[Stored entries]
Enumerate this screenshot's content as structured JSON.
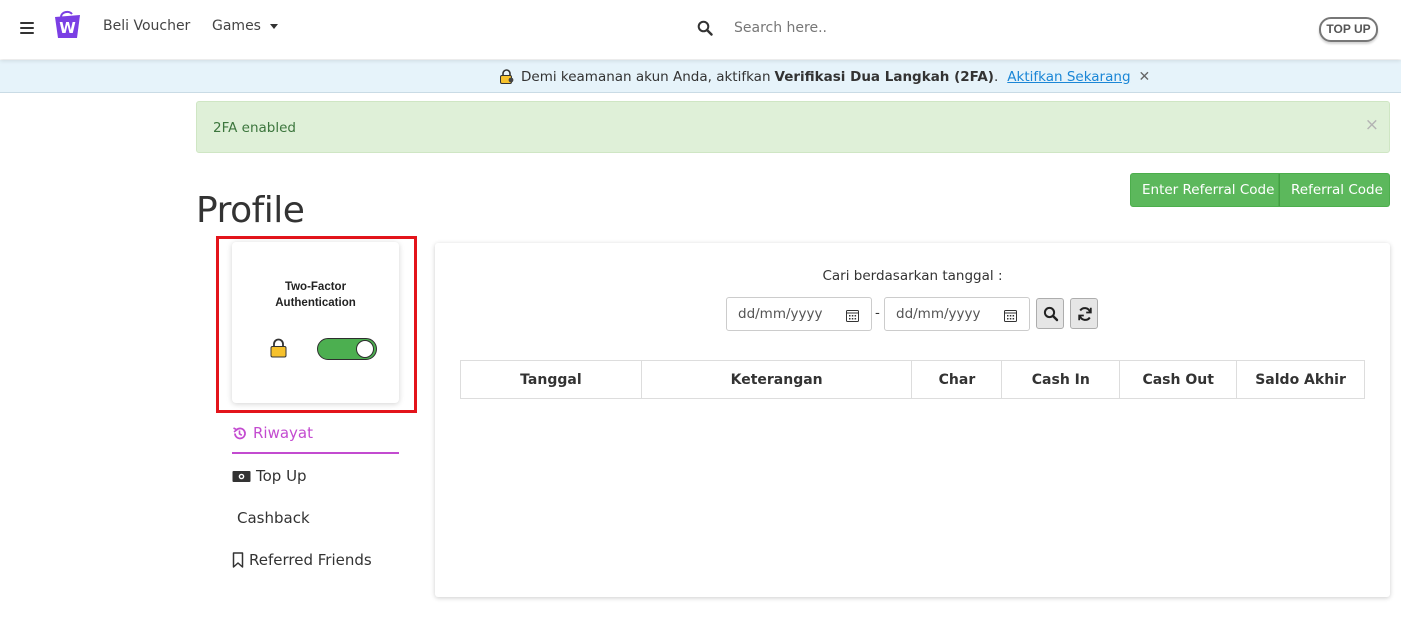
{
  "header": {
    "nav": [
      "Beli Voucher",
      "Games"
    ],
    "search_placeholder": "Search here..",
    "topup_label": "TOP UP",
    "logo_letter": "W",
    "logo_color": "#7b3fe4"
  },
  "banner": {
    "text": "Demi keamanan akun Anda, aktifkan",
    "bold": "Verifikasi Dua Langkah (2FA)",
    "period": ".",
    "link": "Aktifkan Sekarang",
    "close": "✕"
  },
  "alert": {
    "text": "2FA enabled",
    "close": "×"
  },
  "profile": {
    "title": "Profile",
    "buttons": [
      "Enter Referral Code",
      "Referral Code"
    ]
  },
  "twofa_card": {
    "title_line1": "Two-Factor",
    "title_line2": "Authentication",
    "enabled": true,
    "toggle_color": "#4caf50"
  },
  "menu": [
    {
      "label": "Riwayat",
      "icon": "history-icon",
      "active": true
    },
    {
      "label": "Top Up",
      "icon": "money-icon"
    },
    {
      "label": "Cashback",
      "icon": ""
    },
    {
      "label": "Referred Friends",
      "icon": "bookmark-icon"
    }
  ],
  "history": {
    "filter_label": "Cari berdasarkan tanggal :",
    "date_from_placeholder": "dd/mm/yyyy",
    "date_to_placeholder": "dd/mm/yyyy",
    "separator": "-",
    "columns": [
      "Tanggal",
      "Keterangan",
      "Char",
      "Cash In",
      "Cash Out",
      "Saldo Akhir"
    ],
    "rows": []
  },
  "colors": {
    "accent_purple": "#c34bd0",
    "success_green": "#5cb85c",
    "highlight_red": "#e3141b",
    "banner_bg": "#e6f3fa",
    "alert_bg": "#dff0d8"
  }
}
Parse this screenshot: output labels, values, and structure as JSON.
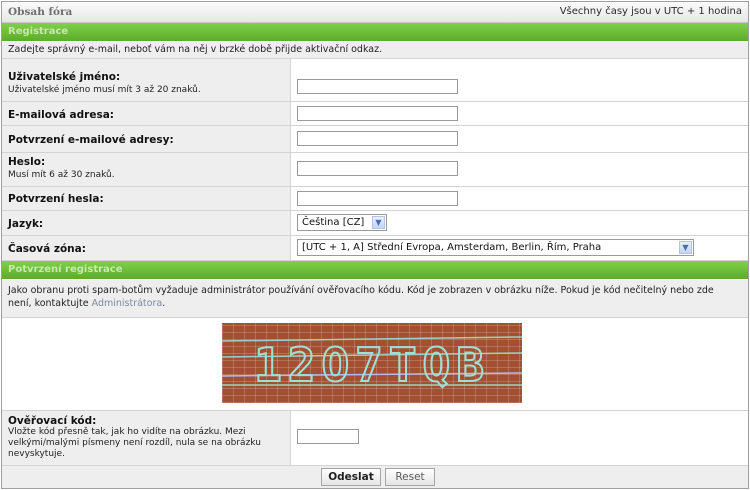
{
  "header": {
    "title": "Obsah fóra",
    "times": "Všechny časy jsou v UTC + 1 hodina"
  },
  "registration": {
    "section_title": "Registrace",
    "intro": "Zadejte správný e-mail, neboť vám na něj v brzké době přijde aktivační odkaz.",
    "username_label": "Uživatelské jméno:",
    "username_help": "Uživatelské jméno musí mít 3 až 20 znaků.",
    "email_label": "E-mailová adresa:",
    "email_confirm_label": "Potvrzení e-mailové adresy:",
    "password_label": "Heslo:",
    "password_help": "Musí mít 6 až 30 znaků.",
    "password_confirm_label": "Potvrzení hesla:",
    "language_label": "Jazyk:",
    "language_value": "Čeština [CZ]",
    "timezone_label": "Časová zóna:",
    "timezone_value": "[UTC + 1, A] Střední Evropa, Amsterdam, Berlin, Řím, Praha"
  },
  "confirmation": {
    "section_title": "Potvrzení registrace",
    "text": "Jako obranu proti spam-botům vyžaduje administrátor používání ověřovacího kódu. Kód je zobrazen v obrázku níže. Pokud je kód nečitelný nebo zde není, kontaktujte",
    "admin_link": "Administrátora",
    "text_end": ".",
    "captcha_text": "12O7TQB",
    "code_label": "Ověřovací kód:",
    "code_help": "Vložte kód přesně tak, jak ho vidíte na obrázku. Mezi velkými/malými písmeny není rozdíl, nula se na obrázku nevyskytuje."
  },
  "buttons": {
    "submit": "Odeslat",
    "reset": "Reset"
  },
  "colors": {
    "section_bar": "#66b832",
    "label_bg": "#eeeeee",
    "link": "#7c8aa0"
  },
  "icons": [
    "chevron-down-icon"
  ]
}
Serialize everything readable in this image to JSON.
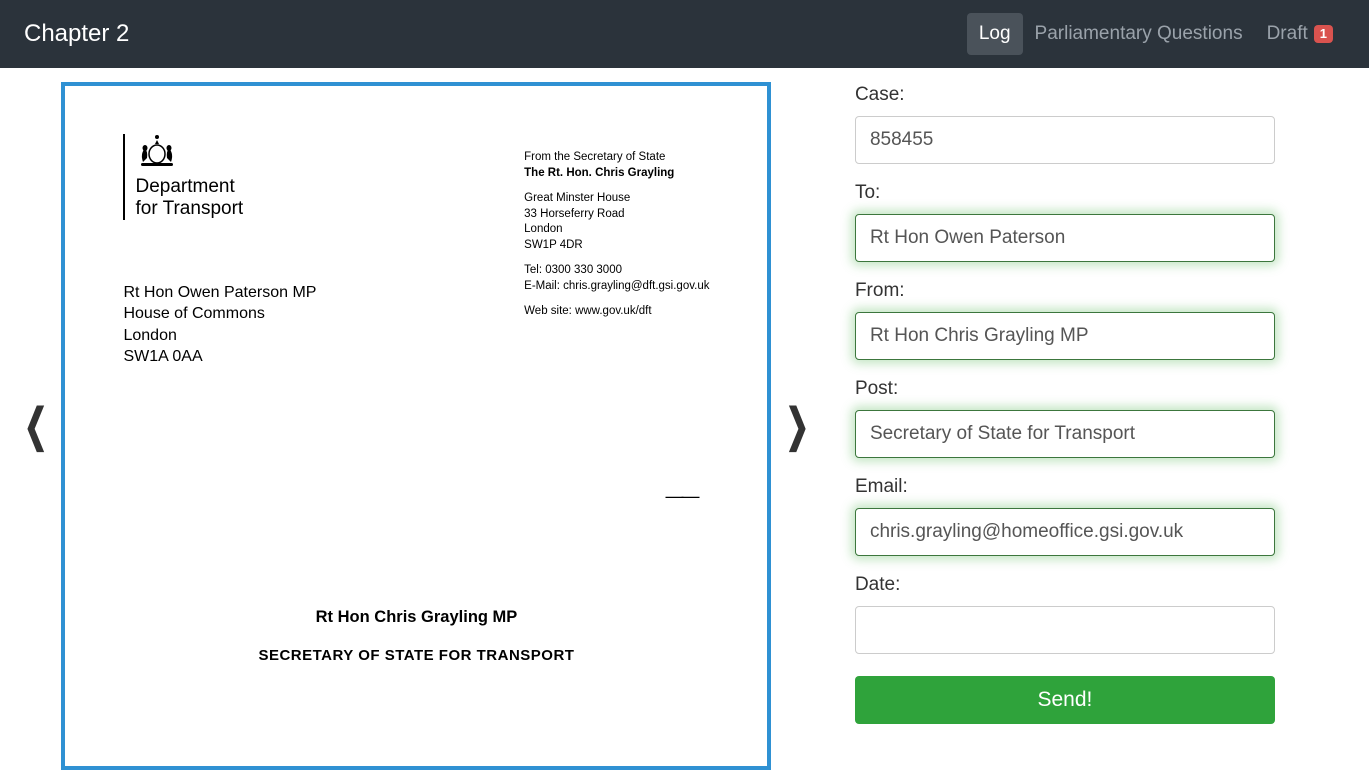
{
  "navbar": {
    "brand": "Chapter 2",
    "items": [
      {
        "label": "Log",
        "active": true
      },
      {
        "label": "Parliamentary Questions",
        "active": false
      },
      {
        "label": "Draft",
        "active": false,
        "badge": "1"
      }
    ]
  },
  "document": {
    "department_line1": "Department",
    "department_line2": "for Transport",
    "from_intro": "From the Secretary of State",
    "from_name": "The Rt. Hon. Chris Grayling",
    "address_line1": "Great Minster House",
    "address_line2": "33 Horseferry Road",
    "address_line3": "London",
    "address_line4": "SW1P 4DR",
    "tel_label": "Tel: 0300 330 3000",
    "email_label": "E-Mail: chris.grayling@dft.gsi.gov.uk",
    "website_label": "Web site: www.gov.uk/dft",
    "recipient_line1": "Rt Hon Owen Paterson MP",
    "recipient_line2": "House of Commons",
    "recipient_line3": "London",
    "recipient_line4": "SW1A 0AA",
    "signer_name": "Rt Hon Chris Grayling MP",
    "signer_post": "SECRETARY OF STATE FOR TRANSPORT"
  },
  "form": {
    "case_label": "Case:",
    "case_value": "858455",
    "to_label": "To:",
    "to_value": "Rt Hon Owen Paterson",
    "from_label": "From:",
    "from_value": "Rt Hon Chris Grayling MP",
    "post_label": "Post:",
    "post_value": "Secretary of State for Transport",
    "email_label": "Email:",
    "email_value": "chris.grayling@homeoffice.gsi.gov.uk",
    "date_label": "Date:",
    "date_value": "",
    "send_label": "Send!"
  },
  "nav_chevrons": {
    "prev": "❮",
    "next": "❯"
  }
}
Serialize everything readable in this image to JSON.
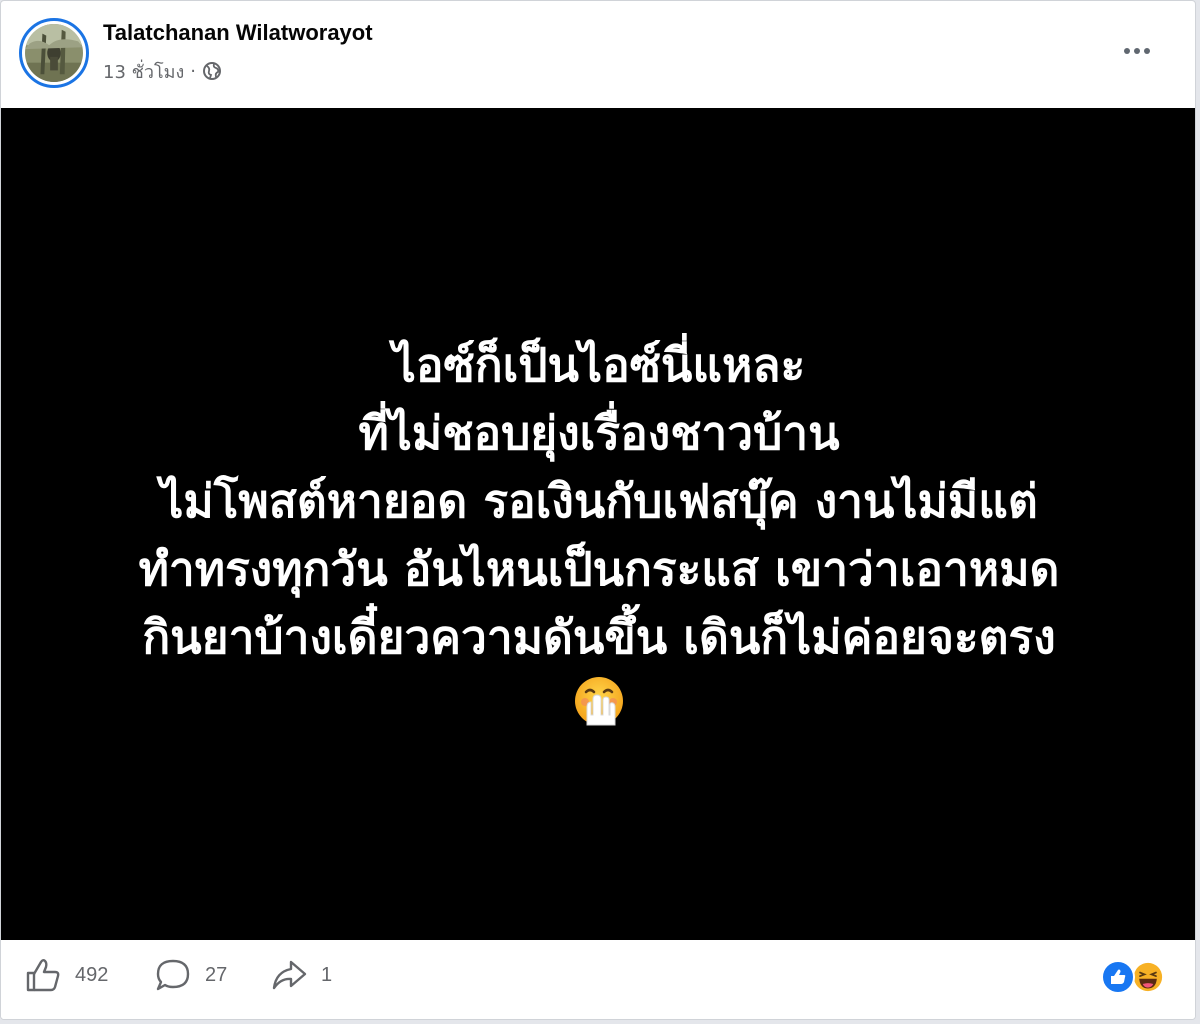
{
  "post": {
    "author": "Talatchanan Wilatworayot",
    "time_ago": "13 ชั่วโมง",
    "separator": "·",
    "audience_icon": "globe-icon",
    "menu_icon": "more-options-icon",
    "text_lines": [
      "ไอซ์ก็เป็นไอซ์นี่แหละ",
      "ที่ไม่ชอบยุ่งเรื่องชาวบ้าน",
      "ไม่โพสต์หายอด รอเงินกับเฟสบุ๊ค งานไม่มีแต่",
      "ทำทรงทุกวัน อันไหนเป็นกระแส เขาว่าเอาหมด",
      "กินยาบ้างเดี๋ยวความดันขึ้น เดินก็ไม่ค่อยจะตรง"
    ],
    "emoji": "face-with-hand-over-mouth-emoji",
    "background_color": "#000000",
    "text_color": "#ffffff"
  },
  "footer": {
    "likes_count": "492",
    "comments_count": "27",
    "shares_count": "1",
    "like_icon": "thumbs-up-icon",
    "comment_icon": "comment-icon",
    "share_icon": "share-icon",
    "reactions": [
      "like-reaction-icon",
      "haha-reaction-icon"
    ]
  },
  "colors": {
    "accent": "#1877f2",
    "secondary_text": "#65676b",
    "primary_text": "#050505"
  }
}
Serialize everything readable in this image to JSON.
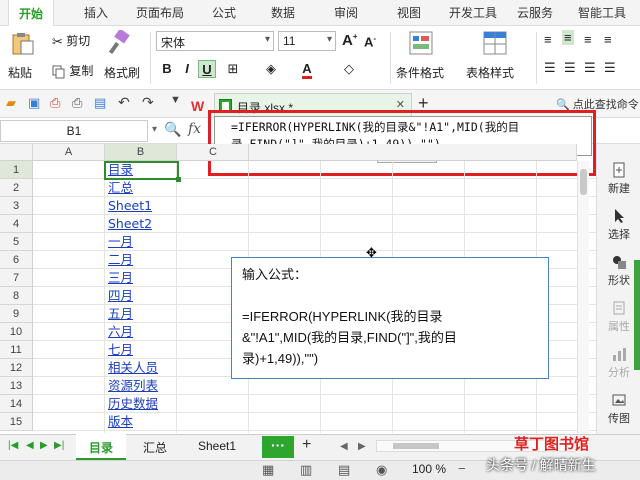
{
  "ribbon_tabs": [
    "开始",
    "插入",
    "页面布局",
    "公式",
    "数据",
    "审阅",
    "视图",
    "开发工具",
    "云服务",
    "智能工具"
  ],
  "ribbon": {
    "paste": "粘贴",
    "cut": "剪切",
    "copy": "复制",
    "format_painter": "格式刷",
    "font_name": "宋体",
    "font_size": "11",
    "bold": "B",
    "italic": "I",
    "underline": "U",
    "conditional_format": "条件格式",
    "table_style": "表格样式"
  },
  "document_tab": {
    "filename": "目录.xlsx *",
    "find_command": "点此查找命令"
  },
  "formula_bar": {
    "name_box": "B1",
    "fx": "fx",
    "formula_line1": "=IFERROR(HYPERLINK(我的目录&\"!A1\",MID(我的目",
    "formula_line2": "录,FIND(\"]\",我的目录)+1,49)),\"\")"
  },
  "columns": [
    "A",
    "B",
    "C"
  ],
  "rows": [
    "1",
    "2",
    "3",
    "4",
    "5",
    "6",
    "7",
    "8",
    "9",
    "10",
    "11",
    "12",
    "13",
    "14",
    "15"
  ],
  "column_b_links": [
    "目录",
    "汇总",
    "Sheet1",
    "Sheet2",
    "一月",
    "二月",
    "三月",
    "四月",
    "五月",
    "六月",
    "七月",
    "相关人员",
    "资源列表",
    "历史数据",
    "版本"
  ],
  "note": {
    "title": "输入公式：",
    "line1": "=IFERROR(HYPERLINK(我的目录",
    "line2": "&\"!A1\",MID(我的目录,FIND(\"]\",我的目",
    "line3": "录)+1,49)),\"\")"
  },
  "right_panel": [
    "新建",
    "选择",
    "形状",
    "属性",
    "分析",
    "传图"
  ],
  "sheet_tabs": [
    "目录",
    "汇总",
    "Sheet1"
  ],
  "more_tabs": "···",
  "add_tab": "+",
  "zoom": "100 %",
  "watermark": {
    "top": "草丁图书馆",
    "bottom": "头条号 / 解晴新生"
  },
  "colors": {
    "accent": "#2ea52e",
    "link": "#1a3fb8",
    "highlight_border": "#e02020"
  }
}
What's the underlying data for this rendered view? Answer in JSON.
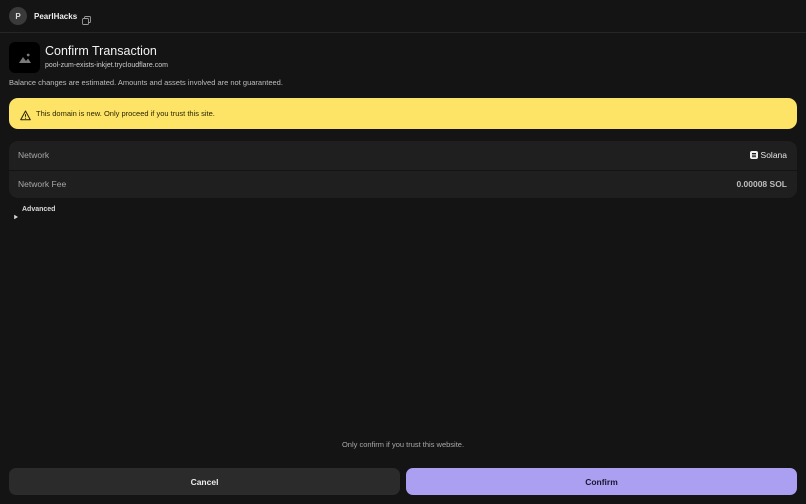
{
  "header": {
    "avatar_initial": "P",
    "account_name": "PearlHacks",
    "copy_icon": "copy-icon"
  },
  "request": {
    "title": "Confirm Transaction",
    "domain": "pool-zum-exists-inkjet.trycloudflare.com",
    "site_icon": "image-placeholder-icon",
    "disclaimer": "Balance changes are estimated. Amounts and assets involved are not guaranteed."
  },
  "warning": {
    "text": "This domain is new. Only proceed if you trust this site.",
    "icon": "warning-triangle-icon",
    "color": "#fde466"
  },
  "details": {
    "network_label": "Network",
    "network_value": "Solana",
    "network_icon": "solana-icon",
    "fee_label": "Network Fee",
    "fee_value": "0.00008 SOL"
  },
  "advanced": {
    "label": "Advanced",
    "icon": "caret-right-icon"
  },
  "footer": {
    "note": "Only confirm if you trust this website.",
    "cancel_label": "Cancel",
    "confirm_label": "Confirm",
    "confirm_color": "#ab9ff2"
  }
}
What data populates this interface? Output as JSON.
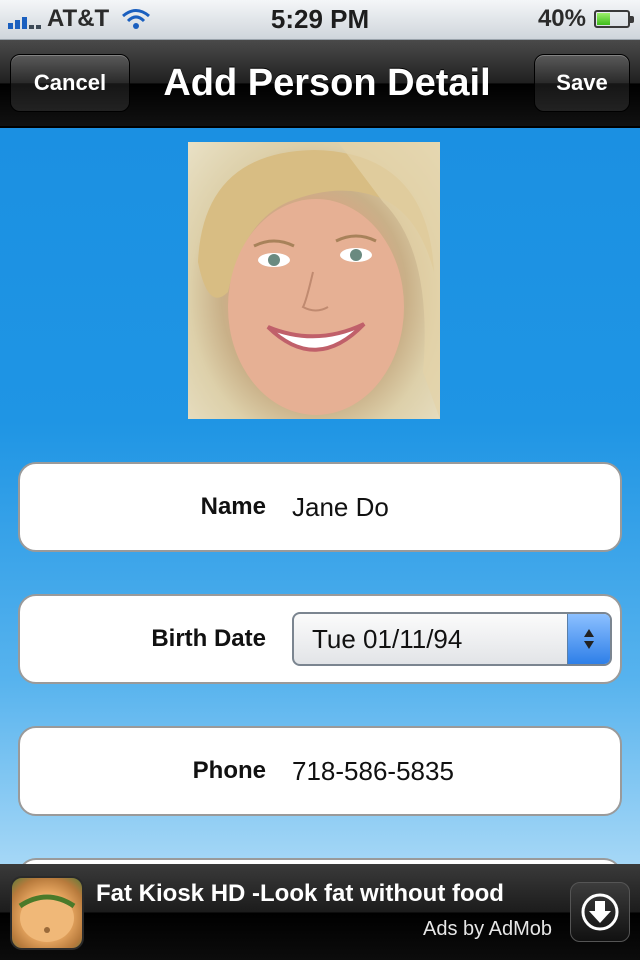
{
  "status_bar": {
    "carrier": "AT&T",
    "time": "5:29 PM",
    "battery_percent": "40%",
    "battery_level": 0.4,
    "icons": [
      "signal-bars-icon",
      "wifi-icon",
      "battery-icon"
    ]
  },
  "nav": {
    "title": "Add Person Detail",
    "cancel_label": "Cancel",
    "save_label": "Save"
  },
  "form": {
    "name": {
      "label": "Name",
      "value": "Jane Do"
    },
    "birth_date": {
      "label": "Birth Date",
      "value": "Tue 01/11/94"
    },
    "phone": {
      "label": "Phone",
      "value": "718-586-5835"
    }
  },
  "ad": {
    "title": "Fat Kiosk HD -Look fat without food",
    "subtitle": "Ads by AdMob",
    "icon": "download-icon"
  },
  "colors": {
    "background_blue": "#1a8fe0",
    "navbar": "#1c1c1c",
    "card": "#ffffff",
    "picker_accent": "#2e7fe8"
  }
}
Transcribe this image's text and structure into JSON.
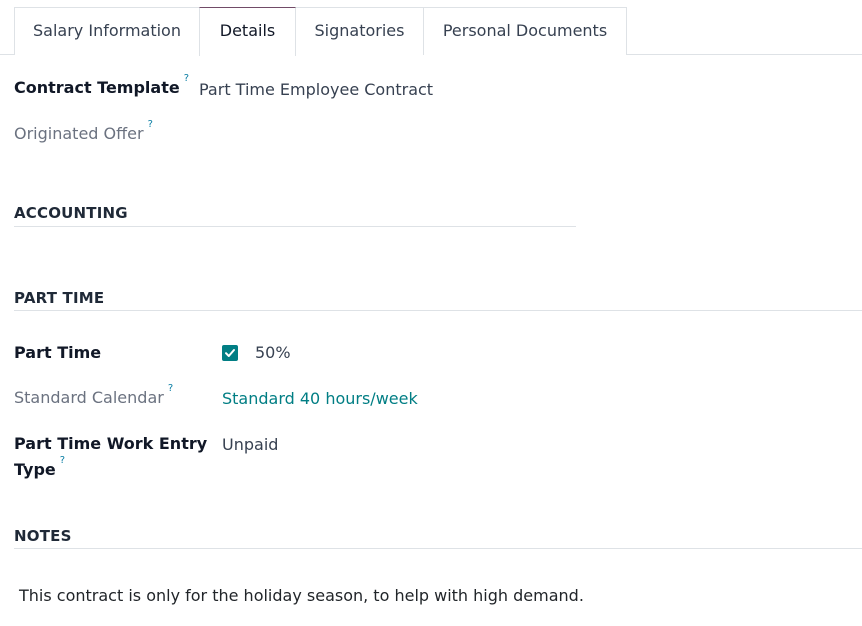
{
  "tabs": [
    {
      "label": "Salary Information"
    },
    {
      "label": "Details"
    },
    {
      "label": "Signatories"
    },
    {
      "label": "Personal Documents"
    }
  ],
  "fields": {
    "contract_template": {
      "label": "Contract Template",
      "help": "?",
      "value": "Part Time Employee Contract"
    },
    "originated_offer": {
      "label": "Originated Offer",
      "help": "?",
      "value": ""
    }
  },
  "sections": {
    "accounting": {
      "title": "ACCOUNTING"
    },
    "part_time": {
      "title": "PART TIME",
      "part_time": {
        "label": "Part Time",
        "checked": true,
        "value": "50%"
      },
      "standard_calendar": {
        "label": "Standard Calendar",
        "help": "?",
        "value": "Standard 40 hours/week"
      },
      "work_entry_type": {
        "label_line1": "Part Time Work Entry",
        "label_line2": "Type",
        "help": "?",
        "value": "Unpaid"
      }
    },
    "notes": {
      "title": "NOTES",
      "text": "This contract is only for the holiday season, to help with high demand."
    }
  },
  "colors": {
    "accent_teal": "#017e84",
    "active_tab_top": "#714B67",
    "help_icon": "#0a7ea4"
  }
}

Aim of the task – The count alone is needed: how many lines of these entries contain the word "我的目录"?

Task answer – 4